**EXERCISE**
The records below are to be repeated exactly, minus any pictures.

(App and web page records)
- - - -

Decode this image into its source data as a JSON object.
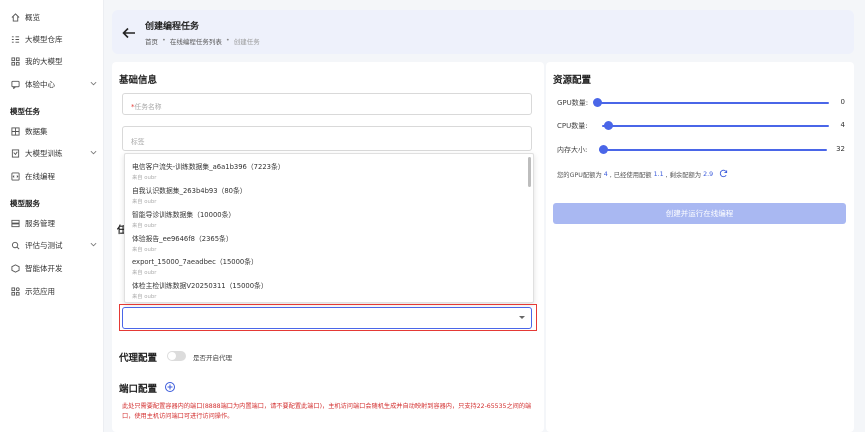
{
  "sidebar": {
    "items": [
      {
        "label": "概览",
        "icon": "home-icon"
      },
      {
        "label": "大模型仓库",
        "icon": "list-icon"
      },
      {
        "label": "我的大模型",
        "icon": "grid-icon"
      },
      {
        "label": "体验中心",
        "icon": "chat-icon"
      }
    ],
    "group_model_tasks": "模型任务",
    "task_items": [
      {
        "label": "数据集",
        "icon": "table-icon"
      },
      {
        "label": "大模型训练",
        "icon": "training-icon"
      },
      {
        "label": "在线编程",
        "icon": "code-icon"
      }
    ],
    "group_model_service": "模型服务",
    "service_items": [
      {
        "label": "服务管理",
        "icon": "server-icon"
      },
      {
        "label": "评估与测试",
        "icon": "evaluate-icon"
      },
      {
        "label": "智能体开发",
        "icon": "agent-icon"
      },
      {
        "label": "示范应用",
        "icon": "apps-icon"
      }
    ]
  },
  "header": {
    "title": "创建编程任务",
    "breadcrumb": [
      "首页",
      "在线编程任务列表",
      "创建任务"
    ]
  },
  "basic_info": {
    "title": "基础信息",
    "task_name_required": "*",
    "task_name_placeholder": "任务名称",
    "tags_placeholder": "标签",
    "section_hidden_letter": "任"
  },
  "dataset_options": [
    {
      "title": "电信客户流失-训练数据集_a6a1b396（7223条）",
      "source": "来自 oubr"
    },
    {
      "title": "自我认识数据集_263b4b93（80条）",
      "source": "来自 oubr"
    },
    {
      "title": "智能导诊训练数据集（10000条）",
      "source": "来自 oubr"
    },
    {
      "title": "体验报告_ee9646f8（2365条）",
      "source": "来自 oubr"
    },
    {
      "title": "export_15000_7aeadbec（15000条）",
      "source": "来自 oubr"
    },
    {
      "title": "体检主检训练数据V20250311（15000条）",
      "source": "来自 oubr"
    }
  ],
  "proxy": {
    "title": "代理配置",
    "toggle_label": "是否开启代理",
    "enabled": false
  },
  "port": {
    "title": "端口配置",
    "warning": "此处只需要配置容器内的端口(8888端口为内置端口，请不要配置此端口)，主机访问端口会随机生成并自动映射到容器内，只支持22-65535之间的端口，使用主机访问端口可进行访问操作。"
  },
  "resources": {
    "title": "资源配置",
    "gpu_label": "GPU数量:",
    "gpu_value": "0",
    "gpu_fraction": 0,
    "cpu_label": "CPU数量:",
    "cpu_value": "4",
    "cpu_fraction": 0.03,
    "mem_label": "内存大小:",
    "mem_value": "32",
    "mem_fraction": 0.02,
    "quota_prefix": "您的GPU配额为",
    "quota_total": "4",
    "quota_mid": ", 已经使用配额",
    "quota_used": "1.1",
    "quota_rest_label": ", 剩余配额为",
    "quota_rest": "2.9",
    "submit_label": "创建并运行在线编程"
  },
  "colors": {
    "accent": "#4a66e8",
    "highlight": "#e53935",
    "warning": "#d32f2f"
  }
}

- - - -

**RESULT OF THIS EXERCISE**
Decode this image into its source data as a JSON object.
{
  "sidebar": {
    "items": [
      {
        "label": "概览",
        "icon": "home-icon"
      },
      {
        "label": "大模型仓库",
        "icon": "list-icon"
      },
      {
        "label": "我的大模型",
        "icon": "grid-icon"
      },
      {
        "label": "体验中心",
        "icon": "chat-icon"
      }
    ],
    "group_model_tasks": "模型任务",
    "task_items": [
      {
        "label": "数据集",
        "icon": "table-icon"
      },
      {
        "label": "大模型训练",
        "icon": "training-icon"
      },
      {
        "label": "在线编程",
        "icon": "code-icon"
      }
    ],
    "group_model_service": "模型服务",
    "service_items": [
      {
        "label": "服务管理",
        "icon": "server-icon"
      },
      {
        "label": "评估与测试",
        "icon": "evaluate-icon"
      },
      {
        "label": "智能体开发",
        "icon": "agent-icon"
      },
      {
        "label": "示范应用",
        "icon": "apps-icon"
      }
    ]
  },
  "header": {
    "title": "创建编程任务",
    "breadcrumb": [
      "首页",
      "在线编程任务列表",
      "创建任务"
    ]
  },
  "basic_info": {
    "title": "基础信息",
    "task_name_required": "*",
    "task_name_placeholder": "任务名称",
    "tags_placeholder": "标签",
    "section_hidden_letter": "任"
  },
  "dataset_options": [
    {
      "title": "电信客户流失-训练数据集_a6a1b396（7223条）",
      "source": "来自 oubr"
    },
    {
      "title": "自我认识数据集_263b4b93（80条）",
      "source": "来自 oubr"
    },
    {
      "title": "智能导诊训练数据集（10000条）",
      "source": "来自 oubr"
    },
    {
      "title": "体验报告_ee9646f8（2365条）",
      "source": "来自 oubr"
    },
    {
      "title": "export_15000_7aeadbec（15000条）",
      "source": "来自 oubr"
    },
    {
      "title": "体检主检训练数据V20250311（15000条）",
      "source": "来自 oubr"
    }
  ],
  "proxy": {
    "title": "代理配置",
    "toggle_label": "是否开启代理",
    "enabled": false
  },
  "port": {
    "title": "端口配置",
    "warning": "此处只需要配置容器内的端口(8888端口为内置端口，请不要配置此端口)，主机访问端口会随机生成并自动映射到容器内，只支持22-65535之间的端口，使用主机访问端口可进行访问操作。"
  },
  "resources": {
    "title": "资源配置",
    "gpu_label": "GPU数量:",
    "gpu_value": "0",
    "gpu_fraction": 0,
    "cpu_label": "CPU数量:",
    "cpu_value": "4",
    "cpu_fraction": 0.03,
    "mem_label": "内存大小:",
    "mem_value": "32",
    "mem_fraction": 0.02,
    "quota_prefix": "您的GPU配额为",
    "quota_total": "4",
    "quota_mid": ", 已经使用配额",
    "quota_used": "1.1",
    "quota_rest_label": ", 剩余配额为",
    "quota_rest": "2.9",
    "submit_label": "创建并运行在线编程"
  },
  "colors": {
    "accent": "#4a66e8",
    "highlight": "#e53935",
    "warning": "#d32f2f"
  }
}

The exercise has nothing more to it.